Still, when I was genuinely included in a conversation, it was singularly fun. High-Cap, for instance (‘Sarah,’ she had said) was an amateur thespian with an absurd sense of humor. While Whisper (‘Lakki’) seemed content to hide in a corner making phone calls, her older friend had immediately put away two glasses of wine and began some very inappropriate, very funny comments about the current Kennedy administration.
This was the mood I was in when I realized that Whisper really had tuned out the party altogether, making call after call on her mobile phone and looking increasingly worried. When an opening presented itself, I approached her.
“Is something the matter, Lakki?” I asked, the synth smoothly handling the name since I had taken the time to program it in.
When she looked up, I noticed she was pale, her eyes starting to puff up as though preparing to shed tears. “Delphic, hi! I… ah… I mean….” she stuttered, finding difficulty stringing together her thoughts coherently.
“Yes?” I prompted, giving her time to collect herself.
She finally calmed down enough to respond. “It’s Zee. He texted me earlier, saying he was too angry for the party tonight and to go without him.” She scowled at the memory. “And I’ve been trying to get hold of him since we got here, you know, just to say hi to everyone?
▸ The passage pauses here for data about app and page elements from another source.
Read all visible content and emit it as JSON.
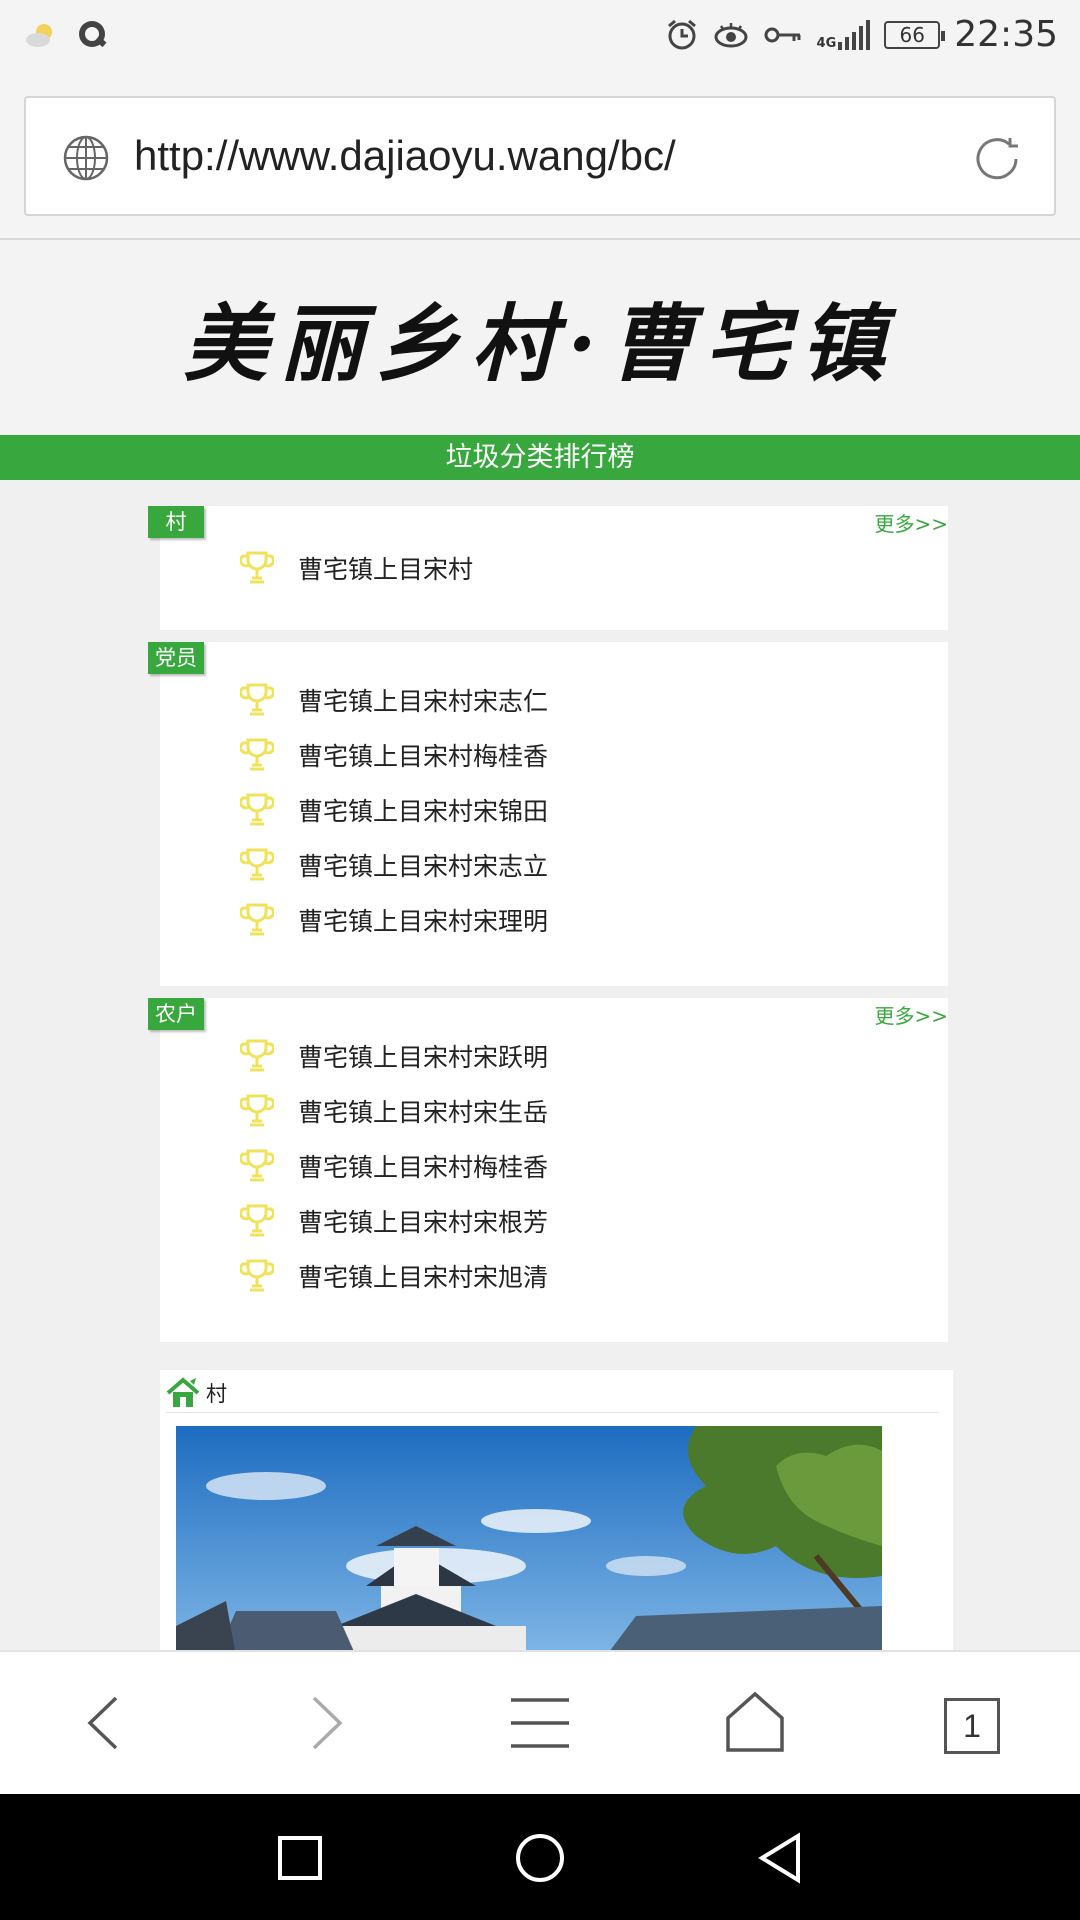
{
  "status_bar": {
    "time": "22:35",
    "battery": "66",
    "network": "4G",
    "icons": [
      "weather-icon",
      "q-app-icon",
      "alarm-icon",
      "eye-icon",
      "key-icon",
      "signal-icon",
      "battery-icon"
    ]
  },
  "address_bar": {
    "url": "http://www.dajiaoyu.wang/bc/",
    "icons": [
      "globe-icon",
      "refresh-icon"
    ]
  },
  "page": {
    "banner_title": "美丽乡村·曹宅镇",
    "section_title": "垃圾分类排行榜",
    "more_label": "更多>>",
    "rankings": [
      {
        "tag": "村",
        "has_more": true,
        "items": [
          "曹宅镇上目宋村"
        ]
      },
      {
        "tag": "党员",
        "has_more": false,
        "items": [
          "曹宅镇上目宋村宋志仁",
          "曹宅镇上目宋村梅桂香",
          "曹宅镇上目宋村宋锦田",
          "曹宅镇上目宋村宋志立",
          "曹宅镇上目宋村宋理明"
        ]
      },
      {
        "tag": "农户",
        "has_more": true,
        "items": [
          "曹宅镇上目宋村宋跃明",
          "曹宅镇上目宋村宋生岳",
          "曹宅镇上目宋村梅桂香",
          "曹宅镇上目宋村宋根芳",
          "曹宅镇上目宋村宋旭清"
        ]
      }
    ],
    "village_section": {
      "title": "村"
    }
  },
  "browser_toolbar": {
    "tab_count": "1",
    "buttons": [
      "back-icon",
      "forward-icon",
      "menu-icon",
      "home-icon",
      "tabs-icon"
    ]
  },
  "colors": {
    "accent_green": "#38a83e",
    "trophy_yellow": "#f2e45a"
  }
}
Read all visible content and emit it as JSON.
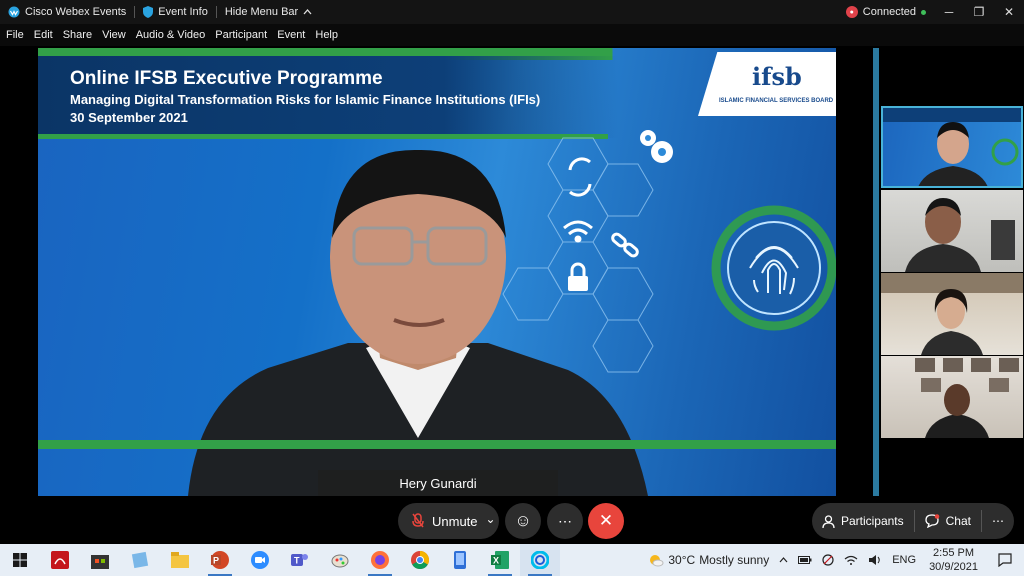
{
  "titlebar": {
    "app_name": "Cisco Webex Events",
    "event_info": "Event Info",
    "hide_menu": "Hide Menu Bar",
    "status": "Connected",
    "minimize": "─",
    "restore": "❐",
    "close": "✕"
  },
  "menubar": {
    "items": [
      "File",
      "Edit",
      "Share",
      "View",
      "Audio & Video",
      "Participant",
      "Event",
      "Help"
    ]
  },
  "slide": {
    "title": "Online IFSB Executive Programme",
    "subtitle": "Managing Digital Transformation Risks for Islamic Finance Institutions (IFIs)",
    "date": "30 September 2021",
    "logo_mark": "ifsb",
    "logo_text": "ISLAMIC FINANCIAL SERVICES BOARD"
  },
  "speaker": {
    "name": "Hery Gunardi"
  },
  "controls": {
    "unmute_label": "Unmute",
    "unmute_chevron": "⌄",
    "reactions_icon": "☺",
    "more_icon": "⋯",
    "end_icon": "✕",
    "participants_label": "Participants",
    "chat_label": "Chat",
    "more_right_icon": "⋯"
  },
  "taskbar": {
    "weather_temp": "30°C",
    "weather_text": "Mostly sunny",
    "language": "ENG",
    "time": "2:55 PM",
    "date": "30/9/2021"
  },
  "colors": {
    "accent_green": "#32a048",
    "slide_blue": "#1a64c0",
    "end_red": "#e8453c",
    "connected_red": "#e0424a"
  }
}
But he isn’t picking up. And… it’s worrying me.” That was an understatement; she was barely holding back from crying.
“Would you like me to trace his phone signal and confirm that he is safe?” I offered.
Lakki rubbed her hands over both eyes before saying, “Could you, please? I can give you his number.”
“That won’t be necessary, Lakki. Just be patient. I will find him.”
I switched out my avatar for one with a little display overlaying the image that said, ‘Delphic Live Conversation Module Offline. Please Stand By.’ This done, I closed my eyes and dove into my view.
It took very little time to follow Refraxx out of the conference room with Whisper, or to the locker rooms where they separated to change into civilian clothing. They reunited, now Zee and Lakki, and used one of several hidden rear exits from HQ. I followed them as quickly as I could as they took the subway to an apartment building in Soho.
Zee saw his girl into her building, but then immediately turned around and reversed course. I watched him ride the subway back to HQ, take a different secret entrance into the building, and then suit up again; less than an hour total passed that he was in civilian garb.
Refraxx then headed to the HQ garage where he unlocked a motorcycle done in his same multi-tone blue color scheme. It was a heavy bike, the kind that could hold its own at highway speeds for long stretches. He turned it on, warmed it up, and programmed an address that he queried from the NYST system.
I felt a punch to the gut when I saw the address. More than an hour ago, without a single message to anyone or request for aid, Refraxx had headed entirely on his own to the Kowalczyks’ hideout.